story with its self contained universe of beginning / middle / end is
split asunder rendering a fluid universe where time and space are
interconnected and organized and altered by the viewer / participant.
Malick's The Tree Of Life is not a complete example of
Artaud's theatre of cruelty, it provides a much better example of a
direction or tendency within Artaud's paradigm of thinking than the
"crazy fucked up shit" seen on You Tube. The concept of
people as beings in reality existing relationally with the past,
present and future is directly in the vein of Artaud. Memory and
disconnection play as much part of reality as does objective
observation and fact; thus providing the ground work on which
artistic exploration can be based. The dissolving of barriers and
partitions, including those between the stage and the audience, are
achieved by also puncturing the enclosed system of the work itself.
In other words the play is not conceived or presented as a self
contained universe or closed story; rather it is a visceral magnet
through which the audience will gravitate and interact in a most
personal and subjective way.
or platform for artistic enactment can be seen as a magnetic field
through which contrived particles are drawn and pulled from pole to
pole. At some point individual and collective audience members will
be drawn also to the points of significance. In Artaud's terms, this
gravitation and active movement can only be achieved by breaking
through the walls of stereotypical vision.
conception is at the heart of theatre of cruelty. But to some extent
we need to release Antonin Artaud from the straight jacket of his
historical incarceration. This can only be achieved by going more
directly to the traditions where his thoughts are central and to
apply our own subjectivity and willingness to engage from within our
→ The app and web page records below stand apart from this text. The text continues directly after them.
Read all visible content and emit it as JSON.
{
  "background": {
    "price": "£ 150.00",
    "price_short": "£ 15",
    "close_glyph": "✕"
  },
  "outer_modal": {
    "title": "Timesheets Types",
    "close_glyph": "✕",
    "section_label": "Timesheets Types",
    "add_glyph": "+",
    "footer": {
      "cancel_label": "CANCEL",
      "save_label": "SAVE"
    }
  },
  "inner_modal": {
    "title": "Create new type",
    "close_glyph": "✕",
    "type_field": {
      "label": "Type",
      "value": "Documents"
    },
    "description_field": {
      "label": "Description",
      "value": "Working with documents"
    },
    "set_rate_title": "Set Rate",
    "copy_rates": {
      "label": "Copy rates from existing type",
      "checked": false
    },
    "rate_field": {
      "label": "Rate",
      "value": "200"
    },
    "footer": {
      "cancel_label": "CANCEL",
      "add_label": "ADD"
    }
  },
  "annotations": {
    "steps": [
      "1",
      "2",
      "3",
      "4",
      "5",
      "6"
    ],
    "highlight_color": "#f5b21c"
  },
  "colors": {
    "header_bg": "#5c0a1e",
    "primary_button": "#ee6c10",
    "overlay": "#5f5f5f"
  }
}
own historical, cultural and personal straight jackets. We need to
become aware of our own neurosis and tunnel vision; along with our
insane need to control others and our environment and our own need to
be controlled by fixed systems of order (ie. dogmatic religions,
belief systems, cultural and family controls).
It is no
wonder that dogmatic philosophies of social order and control seek
first to harness the inner workings of children's minds and adult
insecurities to provide a semblance of an ordered and balanced
universe. The artistic creations and the scientific models used to
explore and challenge our understandings are the first victims of
their attack. The perpetrated lie is that human kind can find a sort
of happy ending to whatever intollerable situation. Whether it is
heaven or utopia, it is most certainly a lie. Artaud's theatre of
cruelty, if nothing else, provides a basis for which to confront this
lie and to gain some insight into the shadows dancing on the caves of existence.
above video the character of Geese delivers his guttermouth speech
from the play GEESE. It illustrates how words might best be
used in the Artaud sense.